9 out of 10 Hiring decisions are still based on “gut instinct.” This isn’t only a huge problem; it’s downright scary—and really expensive too.
As recruiters and hiring managers we all make mistakes. That’s just human nature. Unintended bias just royally screws up our judgment. As it turns out, humans are very good at specifying the requirements and not too bad at eliciting information. Unfortunately, we’re very bad at weighing the results. The brilliant cognitive psychologist Amos Tversky calls this “creeping determinism,” our instinct to fit the fits to the scenario. When hiring and managing employees, maybe we should call it “creepy determinism!” Relying on gut instinct and making decisions without the help of scientific HR data is inarguably one of the worst decisions that managers make when making hiring decisions.
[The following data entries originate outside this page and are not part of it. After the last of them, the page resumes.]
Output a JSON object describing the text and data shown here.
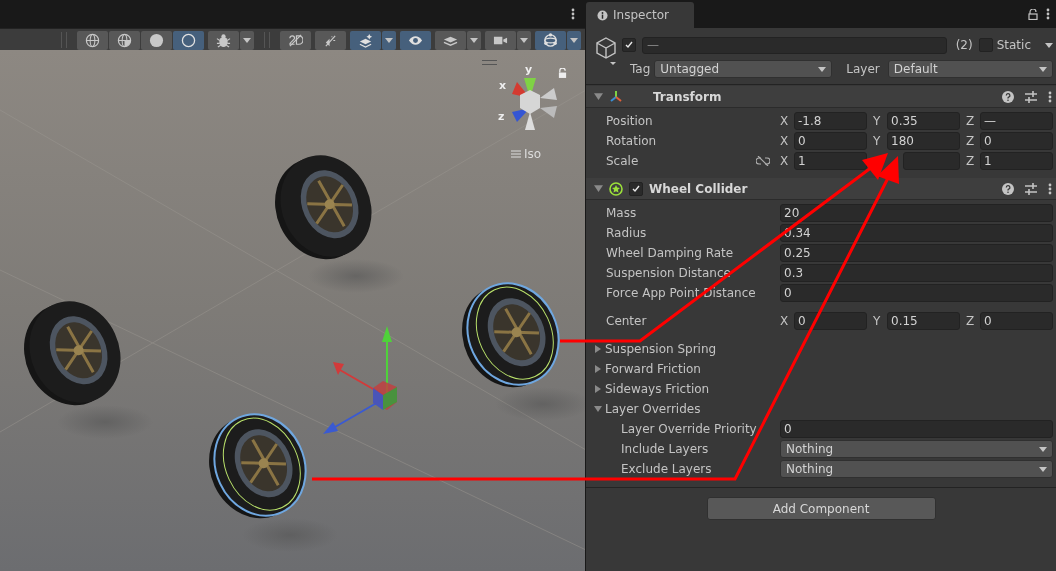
{
  "scene": {
    "toolbar": [
      {
        "selected": false,
        "dropdown": false
      },
      {
        "selected": false,
        "dropdown": false
      },
      {
        "selected": false,
        "dropdown": false
      },
      {
        "selected": true,
        "dropdown": false
      },
      {
        "selected": false,
        "dropdown": true
      },
      {
        "selected": false,
        "dropdown": false
      },
      {
        "selected": false,
        "dropdown": false
      },
      {
        "selected": true,
        "dropdown": true
      },
      {
        "selected": true,
        "dropdown": false
      },
      {
        "selected": false,
        "dropdown": true
      },
      {
        "selected": false,
        "dropdown": true
      },
      {
        "selected": true,
        "dropdown": true
      }
    ],
    "wheels": [
      {
        "selected": false
      },
      {
        "selected": false
      },
      {
        "selected": true
      },
      {
        "selected": true
      }
    ],
    "orientation_gizmo": {
      "axis_labels": [
        "x",
        "y",
        "z"
      ],
      "projection": "Iso"
    }
  },
  "inspector": {
    "tab": "Inspector",
    "object": {
      "active": true,
      "name": "—",
      "count": "(2)",
      "static": false,
      "static_label": "Static",
      "tag_label": "Tag",
      "tag": "Untagged",
      "layer_label": "Layer",
      "layer": "Default"
    },
    "components": [
      {
        "kind": "transform",
        "title": "Transform",
        "expanded": true,
        "rows": [
          {
            "kind": "vector3",
            "label": "Position",
            "values": [
              {
                "axis": "X",
                "value": "-1.8"
              },
              {
                "axis": "Y",
                "value": "0.35"
              },
              {
                "axis": "Z",
                "value": "—"
              }
            ]
          },
          {
            "kind": "vector3",
            "label": "Rotation",
            "values": [
              {
                "axis": "X",
                "value": "0"
              },
              {
                "axis": "Y",
                "value": "180"
              },
              {
                "axis": "Z",
                "value": "0"
              }
            ]
          },
          {
            "kind": "vector3",
            "label": "Scale",
            "linked": false,
            "values": [
              {
                "axis": "X",
                "value": "1"
              },
              {
                "covered": true
              },
              {
                "axis": "Z",
                "value": "1"
              }
            ]
          }
        ]
      },
      {
        "kind": "wheel",
        "title": "Wheel Collider",
        "expanded": true,
        "enabled": true,
        "rows": [
          {
            "kind": "number",
            "label": "Mass",
            "value": "20"
          },
          {
            "kind": "number",
            "label": "Radius",
            "value": "0.34"
          },
          {
            "kind": "number",
            "label": "Wheel Damping Rate",
            "value": "0.25"
          },
          {
            "kind": "number",
            "label": "Suspension Distance",
            "value": "0.3"
          },
          {
            "kind": "number",
            "label": "Force App Point Distance",
            "value": "0"
          },
          {
            "kind": "vector3",
            "label": "Center",
            "gap": true,
            "values": [
              {
                "axis": "X",
                "value": "0"
              },
              {
                "axis": "Y",
                "value": "0.15"
              },
              {
                "axis": "Z",
                "value": "0"
              }
            ]
          },
          {
            "kind": "foldout",
            "label": "Suspension Spring",
            "expanded": false
          },
          {
            "kind": "foldout",
            "label": "Forward Friction",
            "expanded": false
          },
          {
            "kind": "foldout",
            "label": "Sideways Friction",
            "expanded": false
          },
          {
            "kind": "foldout",
            "label": "Layer Overrides",
            "expanded": true,
            "children": [
              {
                "kind": "number",
                "label": "Layer Override Priority",
                "value": "0"
              },
              {
                "kind": "dropdown",
                "label": "Include Layers",
                "value": "Nothing"
              },
              {
                "kind": "dropdown",
                "label": "Exclude Layers",
                "value": "Nothing"
              }
            ]
          }
        ]
      }
    ],
    "add_button": "Add Component"
  }
}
Here’s why ignoring the HR data is dangerous
All you need to do is ask any manager the probability of success for a candidate he just hired and he’ll likely tell you the odds range from 70% to a sure bet. Why else would he hire him (or her?) And yet reality tells us a very different story. One out of every 5 new hires quit within 45 days and 1/3 are gone within 6 months. Failure is even higher for executives who have a 50% failure rate within 18 months. With the cost of hiring mistakes spiraling out of control and time-to-fill rates at an all-time high, human fallibility is a big deal. Human tendency takes whatever facts fit our view of the world and neglects whatever doesn’t fit neatly into a convincing and rational-sounding story. Alternatively, evidence-based hiring using HR data to make hiring decisions overwhelmingly produces better results ranging from 20% to 50% higher performance and retention.
Let’s not completely ignore our gut
Don’t get me wrong, gut instinct as a biological function has kept us alive and safe. We need to be able to make quick decisions to avoid or escape danger, even before we can back up that instinct with evidence. But when it comes to talent management, impulsivity and bias has no place. It’s time to heed the advice of Tversky who said “the handwriting is on the wall but the ink is invisible.” It’s time to integrate what we are good at as humans with hard HR data to make the best recruiting, selection, and retention decisions possible.
It’s time to let computers do the heavy lifting
Imagine taking tons of historical data— top-performing employees and matching them with factors such as managers, teams, revenues, pay, accidents, injuries and even commute times—and turn that data into a reliable and repeatable “special formula” that predicts with high probability the employees most likely to succeed and stay. Who wouldn’t want to use this data to make hiring decisions?
How much more productive would your organization be if you could simply ask the likes of Siri or Alexa:
“Who are the top candidates I should hire?”
And she responds with “Robert would be an excellent fit for your company, he will be 82% engaged after 90 days and won’t show a flight risk for 42 months,” within seconds she continues “Just don’t pair him with Alice, his performance rating would decline to 64%. Pair him with a team managed by Susan and he will perform the best.”
Who wouldn’t want HR data like that when making hiring decisions?
The truth is the top 200 companies in the world are already getting HR data like this with predictive people analytics. They have been going this for a few years now. The good news is you can too, even if you aren’t in the top 200. There have always been people ahead of the curve, and people behind the curve… but predictive people analytics has already begun shifting that curve at a breakneck pace.
Is your company using predictive people analytics?
Please leave a comment below with your thoughts on the future of hiring decisions.